The Flight Framework is basically a collection of great utilities and independent tidbits that are organized to help us build our application. So I thought I’d make a call out to all the great standalone features in Flight, tell what they are, and leave it to another day to go more in depth on them.
- Fix for abstract classes
The tiny static classes in the flight.error package allow you to ensure an abstract class is not instantiated and that abstract methods are overriden.
A global registry to store objects or data that anything in an application can have access too.
The “Type” class handles all your reflection needs, including caching the expensive describeType calls and helping pull out needed metadata.
- Nice base for models
The ValueObject class is a lazy IEventDispatcher that implements an equals() and clone() method which will work with all subclasses.
This nifty utility lets you “edit” a ValueObject and then either commit the changes or revert them. Great for dialogs that let ValueObjects be changed but can then either Cancel or Ok the change.
- AS3 ArrayContainer
When working in an AS3 project, it would be nice to know when an array is changed, but Flex’s ArrayCollection brings in half the framework when referenced. This little guy is the little brother AS3 has been wishing for.
Some common services (RPC services, e.g. remoting, HTTP, etc.) that can be used in Flex or AS3. Much smaller than Flex’s built in services.
Config lets you define your application configurations in the app, an XML file, SharedObjects, and even the URL. Not only that, you can have multiple sources with some overriding others, and it is all accessible to your classes through a global config property. Super neat!
- Undo framework
With CommandHistory and all the command interfaces available, you can build undo-redo into your application without using any of the rest of Flight. Way, way awesome.
- Weak-referenced binding
Using the Bind class you can create faster, smaller, and weak-referenced binds. With two-way deep binds and being able to use in AS3-only projects without importing half the Flex framework, this is my favorite nugget.
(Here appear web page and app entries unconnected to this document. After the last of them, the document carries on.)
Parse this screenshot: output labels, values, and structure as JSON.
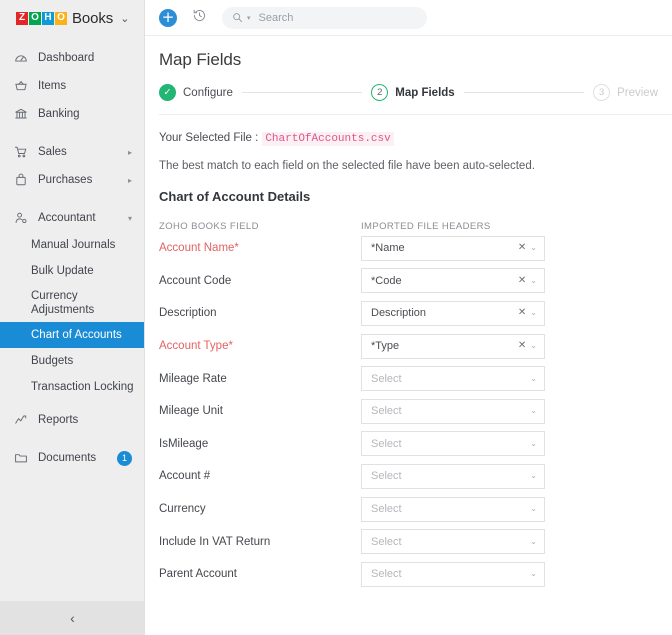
{
  "brand": {
    "logo_letters": [
      "Z",
      "O",
      "H",
      "O"
    ],
    "name": "Books",
    "caret": "⌄"
  },
  "sidebar": {
    "items": [
      {
        "label": "Dashboard",
        "icon": "gauge-icon",
        "arrow": ""
      },
      {
        "label": "Items",
        "icon": "basket-icon",
        "arrow": ""
      },
      {
        "label": "Banking",
        "icon": "bank-icon",
        "arrow": ""
      },
      {
        "label": "Sales",
        "icon": "cart-icon",
        "arrow": "▸"
      },
      {
        "label": "Purchases",
        "icon": "bag-icon",
        "arrow": "▸"
      },
      {
        "label": "Accountant",
        "icon": "accountant-icon",
        "arrow": "▾"
      }
    ],
    "accountant_subitems": [
      {
        "label": "Manual Journals",
        "active": false
      },
      {
        "label": "Bulk Update",
        "active": false
      },
      {
        "label": "Currency Adjustments",
        "active": false
      },
      {
        "label": "Chart of Accounts",
        "active": true
      },
      {
        "label": "Budgets",
        "active": false
      },
      {
        "label": "Transaction Locking",
        "active": false
      }
    ],
    "tail_items": [
      {
        "label": "Reports",
        "icon": "reports-icon",
        "badge": ""
      },
      {
        "label": "Documents",
        "icon": "folder-icon",
        "badge": "1"
      }
    ],
    "collapse_icon": "‹",
    "active_color": "#1a8bd5"
  },
  "topbar": {
    "add_icon": "+",
    "history_icon": "history-icon",
    "search": {
      "placeholder": "Search",
      "value": "",
      "icon": "search-icon",
      "caret": "▾"
    }
  },
  "page": {
    "title": "Map Fields"
  },
  "stepper": {
    "steps": [
      {
        "marker": "✓",
        "label": "Configure",
        "state": "done"
      },
      {
        "marker": "2",
        "label": "Map Fields",
        "state": "current"
      },
      {
        "marker": "3",
        "label": "Preview",
        "state": "todo"
      }
    ],
    "done_color": "#23b574"
  },
  "content": {
    "selected_file_label": "Your Selected File :",
    "selected_file_name": "ChartOfAccounts.csv",
    "hint": "The best match to each field on the selected file have been auto-selected.",
    "section_title": "Chart of Account Details",
    "col_header_left": "ZOHO BOOKS FIELD",
    "col_header_right": "IMPORTED FILE HEADERS",
    "select_placeholder": "Select",
    "clear_icon": "✕",
    "chevron_icon": "⌄",
    "rows": [
      {
        "field": "Account Name*",
        "required": true,
        "value": "*Name",
        "mapped": true
      },
      {
        "field": "Account Code",
        "required": false,
        "value": "*Code",
        "mapped": true
      },
      {
        "field": "Description",
        "required": false,
        "value": "Description",
        "mapped": true
      },
      {
        "field": "Account Type*",
        "required": true,
        "value": "*Type",
        "mapped": true
      },
      {
        "field": "Mileage Rate",
        "required": false,
        "value": "Select",
        "mapped": false
      },
      {
        "field": "Mileage Unit",
        "required": false,
        "value": "Select",
        "mapped": false
      },
      {
        "field": "IsMileage",
        "required": false,
        "value": "Select",
        "mapped": false
      },
      {
        "field": "Account #",
        "required": false,
        "value": "Select",
        "mapped": false
      },
      {
        "field": "Currency",
        "required": false,
        "value": "Select",
        "mapped": false
      },
      {
        "field": "Include In VAT Return",
        "required": false,
        "value": "Select",
        "mapped": false
      },
      {
        "field": "Parent Account",
        "required": false,
        "value": "Select",
        "mapped": false
      }
    ]
  }
}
None of the above pieces references any of the others. They can all be used independently in your own frameworks or applications. That’s my favorite part about Flight, is I can use it 100% if I want to, but if I can’t that doesn’t mean I have to give up my favorite features. I could use any/all of the above with any other framework, AS3 only, or Flex.